# TASK
Lines containing the string "heading": how many are there below? Answer with the number only.

BEGIN

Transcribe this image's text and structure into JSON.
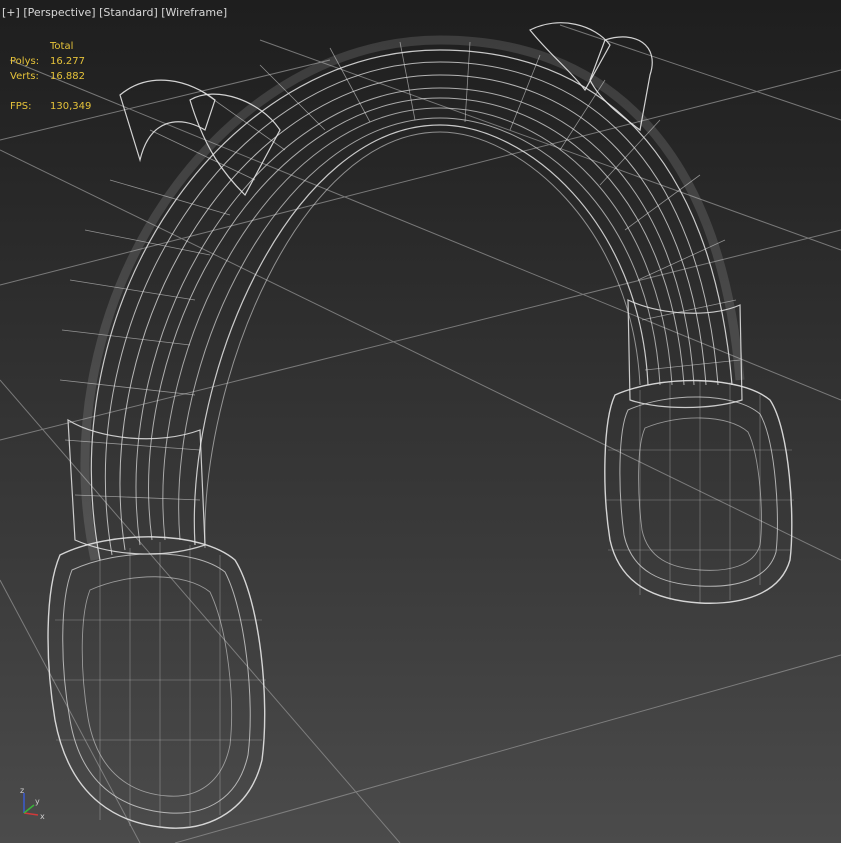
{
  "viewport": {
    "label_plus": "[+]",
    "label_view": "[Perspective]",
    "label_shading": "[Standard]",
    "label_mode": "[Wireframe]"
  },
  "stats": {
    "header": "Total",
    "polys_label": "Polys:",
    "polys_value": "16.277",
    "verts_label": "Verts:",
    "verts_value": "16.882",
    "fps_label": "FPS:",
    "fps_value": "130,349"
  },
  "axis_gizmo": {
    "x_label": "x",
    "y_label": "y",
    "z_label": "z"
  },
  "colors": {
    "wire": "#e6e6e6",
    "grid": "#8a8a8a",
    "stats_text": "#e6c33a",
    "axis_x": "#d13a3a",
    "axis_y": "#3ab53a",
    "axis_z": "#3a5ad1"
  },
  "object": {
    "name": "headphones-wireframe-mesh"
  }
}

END
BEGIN

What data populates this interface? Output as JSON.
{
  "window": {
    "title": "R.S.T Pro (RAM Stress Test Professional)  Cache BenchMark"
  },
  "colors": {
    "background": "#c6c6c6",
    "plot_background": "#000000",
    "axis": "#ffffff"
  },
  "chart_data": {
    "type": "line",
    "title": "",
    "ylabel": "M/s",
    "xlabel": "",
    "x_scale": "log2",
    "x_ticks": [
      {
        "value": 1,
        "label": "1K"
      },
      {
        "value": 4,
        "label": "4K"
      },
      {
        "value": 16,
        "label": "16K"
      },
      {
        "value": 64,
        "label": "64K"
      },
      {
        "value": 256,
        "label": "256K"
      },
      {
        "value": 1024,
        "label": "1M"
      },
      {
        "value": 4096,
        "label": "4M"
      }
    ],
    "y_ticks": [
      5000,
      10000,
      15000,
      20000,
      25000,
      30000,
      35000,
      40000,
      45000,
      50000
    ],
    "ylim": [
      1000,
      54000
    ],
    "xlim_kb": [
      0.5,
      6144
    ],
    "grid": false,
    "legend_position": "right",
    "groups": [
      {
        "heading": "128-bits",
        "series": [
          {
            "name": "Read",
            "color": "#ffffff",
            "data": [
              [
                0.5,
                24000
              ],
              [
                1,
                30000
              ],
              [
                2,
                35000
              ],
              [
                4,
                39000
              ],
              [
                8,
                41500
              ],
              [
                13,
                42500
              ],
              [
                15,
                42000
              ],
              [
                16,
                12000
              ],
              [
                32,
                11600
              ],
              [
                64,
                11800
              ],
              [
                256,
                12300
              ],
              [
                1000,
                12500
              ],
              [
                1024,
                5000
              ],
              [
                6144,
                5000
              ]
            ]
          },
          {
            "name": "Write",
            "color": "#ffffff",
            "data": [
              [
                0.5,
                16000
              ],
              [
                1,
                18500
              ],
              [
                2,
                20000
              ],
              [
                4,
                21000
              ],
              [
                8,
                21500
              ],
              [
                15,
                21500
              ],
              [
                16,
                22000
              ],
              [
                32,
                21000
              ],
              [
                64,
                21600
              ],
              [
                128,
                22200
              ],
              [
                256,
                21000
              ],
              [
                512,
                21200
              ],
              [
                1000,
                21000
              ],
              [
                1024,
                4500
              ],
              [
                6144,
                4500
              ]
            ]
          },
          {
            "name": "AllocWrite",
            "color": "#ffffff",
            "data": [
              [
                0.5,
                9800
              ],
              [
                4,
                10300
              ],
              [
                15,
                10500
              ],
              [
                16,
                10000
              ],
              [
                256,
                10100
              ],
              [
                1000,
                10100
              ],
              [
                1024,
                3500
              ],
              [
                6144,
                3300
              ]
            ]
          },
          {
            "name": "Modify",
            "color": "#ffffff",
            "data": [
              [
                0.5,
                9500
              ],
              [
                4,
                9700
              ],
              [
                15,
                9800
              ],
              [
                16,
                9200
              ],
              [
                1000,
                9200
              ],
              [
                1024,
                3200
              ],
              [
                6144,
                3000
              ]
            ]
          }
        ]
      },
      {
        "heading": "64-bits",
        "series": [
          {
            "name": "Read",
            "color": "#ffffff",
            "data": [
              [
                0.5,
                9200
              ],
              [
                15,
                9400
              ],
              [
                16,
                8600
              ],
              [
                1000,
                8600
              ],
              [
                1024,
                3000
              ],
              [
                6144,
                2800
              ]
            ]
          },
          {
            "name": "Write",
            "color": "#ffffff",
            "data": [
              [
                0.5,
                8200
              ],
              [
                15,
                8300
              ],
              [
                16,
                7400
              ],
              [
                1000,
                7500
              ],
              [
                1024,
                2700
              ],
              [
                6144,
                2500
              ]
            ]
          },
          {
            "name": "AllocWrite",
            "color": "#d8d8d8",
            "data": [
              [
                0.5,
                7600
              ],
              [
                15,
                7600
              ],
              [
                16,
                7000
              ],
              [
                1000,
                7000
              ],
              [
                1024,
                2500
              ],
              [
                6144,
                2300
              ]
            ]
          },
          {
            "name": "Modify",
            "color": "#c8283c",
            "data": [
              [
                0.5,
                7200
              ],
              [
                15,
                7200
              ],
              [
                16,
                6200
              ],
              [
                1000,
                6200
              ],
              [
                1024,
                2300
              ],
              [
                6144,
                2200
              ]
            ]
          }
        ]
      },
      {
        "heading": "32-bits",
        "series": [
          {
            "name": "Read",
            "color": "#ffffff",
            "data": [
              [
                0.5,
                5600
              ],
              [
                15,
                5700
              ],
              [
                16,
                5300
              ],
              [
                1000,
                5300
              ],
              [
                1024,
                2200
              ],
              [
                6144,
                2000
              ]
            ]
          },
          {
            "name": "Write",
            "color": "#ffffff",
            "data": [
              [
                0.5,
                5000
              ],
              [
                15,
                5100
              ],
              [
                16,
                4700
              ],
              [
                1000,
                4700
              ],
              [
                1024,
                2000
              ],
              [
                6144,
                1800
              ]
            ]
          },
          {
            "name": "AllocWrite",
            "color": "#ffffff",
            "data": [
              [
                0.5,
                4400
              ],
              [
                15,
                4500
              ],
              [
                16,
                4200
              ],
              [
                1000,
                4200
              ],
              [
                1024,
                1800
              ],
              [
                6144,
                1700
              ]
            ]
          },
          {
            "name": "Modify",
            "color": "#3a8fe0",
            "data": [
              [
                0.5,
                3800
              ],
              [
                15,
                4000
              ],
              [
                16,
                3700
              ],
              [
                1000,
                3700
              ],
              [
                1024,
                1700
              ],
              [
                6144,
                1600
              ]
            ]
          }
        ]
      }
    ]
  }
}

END

# WRITTEN ANSWER
3